**TASK:** Copy each line of the records that holds the string "Select".

Data records

****

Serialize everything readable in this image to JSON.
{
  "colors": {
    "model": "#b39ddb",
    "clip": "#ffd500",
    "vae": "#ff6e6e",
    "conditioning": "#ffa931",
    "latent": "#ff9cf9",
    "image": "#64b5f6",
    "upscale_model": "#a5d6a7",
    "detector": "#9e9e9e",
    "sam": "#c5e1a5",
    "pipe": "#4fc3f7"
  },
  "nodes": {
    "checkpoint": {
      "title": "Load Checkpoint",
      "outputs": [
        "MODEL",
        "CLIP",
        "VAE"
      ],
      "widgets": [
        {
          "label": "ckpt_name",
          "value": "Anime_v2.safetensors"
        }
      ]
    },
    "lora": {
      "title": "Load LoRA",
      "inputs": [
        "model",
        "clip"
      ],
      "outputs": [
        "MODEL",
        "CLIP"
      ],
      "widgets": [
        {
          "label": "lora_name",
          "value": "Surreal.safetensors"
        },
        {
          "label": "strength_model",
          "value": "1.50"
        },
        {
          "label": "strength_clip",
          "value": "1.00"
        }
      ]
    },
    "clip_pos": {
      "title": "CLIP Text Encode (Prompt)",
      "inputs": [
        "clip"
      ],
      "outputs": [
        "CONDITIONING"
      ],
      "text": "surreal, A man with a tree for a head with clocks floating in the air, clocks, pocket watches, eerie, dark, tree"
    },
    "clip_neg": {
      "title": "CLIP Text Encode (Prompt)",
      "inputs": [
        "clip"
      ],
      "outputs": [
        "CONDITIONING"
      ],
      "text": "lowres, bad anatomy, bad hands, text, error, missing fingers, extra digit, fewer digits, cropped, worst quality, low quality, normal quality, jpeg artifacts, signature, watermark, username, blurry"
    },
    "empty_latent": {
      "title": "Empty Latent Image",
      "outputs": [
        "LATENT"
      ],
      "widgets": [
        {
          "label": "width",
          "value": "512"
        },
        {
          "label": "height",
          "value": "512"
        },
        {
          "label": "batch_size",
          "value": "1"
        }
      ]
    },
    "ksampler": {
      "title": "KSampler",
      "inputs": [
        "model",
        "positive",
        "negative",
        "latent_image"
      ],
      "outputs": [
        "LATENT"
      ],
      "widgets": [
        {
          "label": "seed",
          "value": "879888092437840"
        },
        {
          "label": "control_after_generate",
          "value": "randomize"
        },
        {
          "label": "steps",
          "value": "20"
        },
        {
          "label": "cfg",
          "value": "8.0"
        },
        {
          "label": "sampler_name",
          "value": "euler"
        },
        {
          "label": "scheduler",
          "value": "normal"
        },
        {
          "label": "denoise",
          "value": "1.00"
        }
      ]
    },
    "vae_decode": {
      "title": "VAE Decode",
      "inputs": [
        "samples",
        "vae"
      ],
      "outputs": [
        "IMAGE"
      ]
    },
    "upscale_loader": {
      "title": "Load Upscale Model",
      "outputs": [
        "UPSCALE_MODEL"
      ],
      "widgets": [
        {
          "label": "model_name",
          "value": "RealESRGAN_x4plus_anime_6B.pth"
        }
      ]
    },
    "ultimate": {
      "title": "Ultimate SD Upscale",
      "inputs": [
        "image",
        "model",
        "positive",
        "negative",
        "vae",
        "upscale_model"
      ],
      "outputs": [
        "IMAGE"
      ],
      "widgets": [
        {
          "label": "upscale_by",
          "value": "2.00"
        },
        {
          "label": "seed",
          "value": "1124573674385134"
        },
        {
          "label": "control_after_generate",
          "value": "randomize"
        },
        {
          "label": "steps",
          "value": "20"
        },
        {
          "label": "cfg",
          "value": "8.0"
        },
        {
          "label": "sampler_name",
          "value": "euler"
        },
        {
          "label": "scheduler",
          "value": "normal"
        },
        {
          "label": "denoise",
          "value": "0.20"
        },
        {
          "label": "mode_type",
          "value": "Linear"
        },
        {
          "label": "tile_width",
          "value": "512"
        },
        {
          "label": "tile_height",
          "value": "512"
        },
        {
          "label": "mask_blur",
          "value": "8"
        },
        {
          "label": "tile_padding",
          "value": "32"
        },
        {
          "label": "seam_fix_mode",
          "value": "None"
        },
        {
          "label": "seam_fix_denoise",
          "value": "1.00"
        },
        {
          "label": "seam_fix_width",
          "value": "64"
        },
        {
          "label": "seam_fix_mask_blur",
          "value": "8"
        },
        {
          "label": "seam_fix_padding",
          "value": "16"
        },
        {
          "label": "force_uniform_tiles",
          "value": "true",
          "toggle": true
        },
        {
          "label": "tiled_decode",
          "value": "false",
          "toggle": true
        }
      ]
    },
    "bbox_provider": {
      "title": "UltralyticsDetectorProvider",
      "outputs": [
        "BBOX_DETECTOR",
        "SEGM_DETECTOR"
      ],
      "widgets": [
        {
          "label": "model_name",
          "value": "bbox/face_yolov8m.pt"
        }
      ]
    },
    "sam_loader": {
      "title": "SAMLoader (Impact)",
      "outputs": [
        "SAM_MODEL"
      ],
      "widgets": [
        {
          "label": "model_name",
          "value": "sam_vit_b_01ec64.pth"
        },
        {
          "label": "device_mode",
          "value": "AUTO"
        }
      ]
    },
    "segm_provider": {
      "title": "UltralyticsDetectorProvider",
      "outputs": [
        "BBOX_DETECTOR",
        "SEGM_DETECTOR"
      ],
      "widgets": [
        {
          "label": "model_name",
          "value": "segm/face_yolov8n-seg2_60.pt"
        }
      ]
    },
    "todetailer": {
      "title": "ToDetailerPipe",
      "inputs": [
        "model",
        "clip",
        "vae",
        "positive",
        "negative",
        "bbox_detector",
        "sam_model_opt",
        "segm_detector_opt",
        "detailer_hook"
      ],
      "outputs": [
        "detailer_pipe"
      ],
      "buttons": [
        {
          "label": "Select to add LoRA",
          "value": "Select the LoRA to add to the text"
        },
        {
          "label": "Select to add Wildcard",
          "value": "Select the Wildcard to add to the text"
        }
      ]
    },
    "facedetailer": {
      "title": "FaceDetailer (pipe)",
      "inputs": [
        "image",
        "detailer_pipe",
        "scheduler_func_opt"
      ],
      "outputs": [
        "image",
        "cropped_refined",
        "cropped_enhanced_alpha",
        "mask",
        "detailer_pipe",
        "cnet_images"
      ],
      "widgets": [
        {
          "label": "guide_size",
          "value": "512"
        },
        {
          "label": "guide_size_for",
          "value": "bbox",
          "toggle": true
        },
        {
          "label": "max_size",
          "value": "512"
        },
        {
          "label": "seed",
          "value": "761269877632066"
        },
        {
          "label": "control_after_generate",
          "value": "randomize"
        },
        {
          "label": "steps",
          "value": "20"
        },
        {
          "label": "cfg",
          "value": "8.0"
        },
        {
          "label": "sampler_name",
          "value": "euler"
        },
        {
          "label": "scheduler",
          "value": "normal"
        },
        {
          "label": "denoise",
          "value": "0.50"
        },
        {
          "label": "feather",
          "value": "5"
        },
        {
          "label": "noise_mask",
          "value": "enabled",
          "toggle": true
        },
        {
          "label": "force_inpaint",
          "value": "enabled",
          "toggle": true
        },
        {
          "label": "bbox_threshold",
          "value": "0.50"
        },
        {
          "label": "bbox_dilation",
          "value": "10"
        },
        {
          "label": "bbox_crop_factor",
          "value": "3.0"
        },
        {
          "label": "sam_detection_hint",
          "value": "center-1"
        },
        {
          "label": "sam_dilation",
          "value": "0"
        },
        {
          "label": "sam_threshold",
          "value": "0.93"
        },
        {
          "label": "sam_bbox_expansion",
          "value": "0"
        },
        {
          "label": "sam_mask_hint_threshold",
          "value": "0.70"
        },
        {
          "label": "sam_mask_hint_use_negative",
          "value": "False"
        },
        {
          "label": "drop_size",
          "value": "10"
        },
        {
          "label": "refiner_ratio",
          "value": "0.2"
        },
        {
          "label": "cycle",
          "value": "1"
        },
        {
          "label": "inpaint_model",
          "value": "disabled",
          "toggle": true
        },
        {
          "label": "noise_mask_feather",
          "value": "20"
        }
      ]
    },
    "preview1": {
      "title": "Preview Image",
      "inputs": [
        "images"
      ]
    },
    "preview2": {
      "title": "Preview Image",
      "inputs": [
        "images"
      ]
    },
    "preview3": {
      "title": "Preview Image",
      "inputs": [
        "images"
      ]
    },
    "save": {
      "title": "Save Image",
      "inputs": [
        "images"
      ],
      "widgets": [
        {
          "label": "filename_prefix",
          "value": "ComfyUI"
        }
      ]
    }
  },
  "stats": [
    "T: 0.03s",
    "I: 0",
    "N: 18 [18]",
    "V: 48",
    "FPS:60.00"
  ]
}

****

**THE ANSWER:**
          "label": "Select to add LoRA",
          "value": "Select the LoRA to add to the text"
          "label": "Select to add Wildcard",
          "value": "Select the Wildcard to add to the text"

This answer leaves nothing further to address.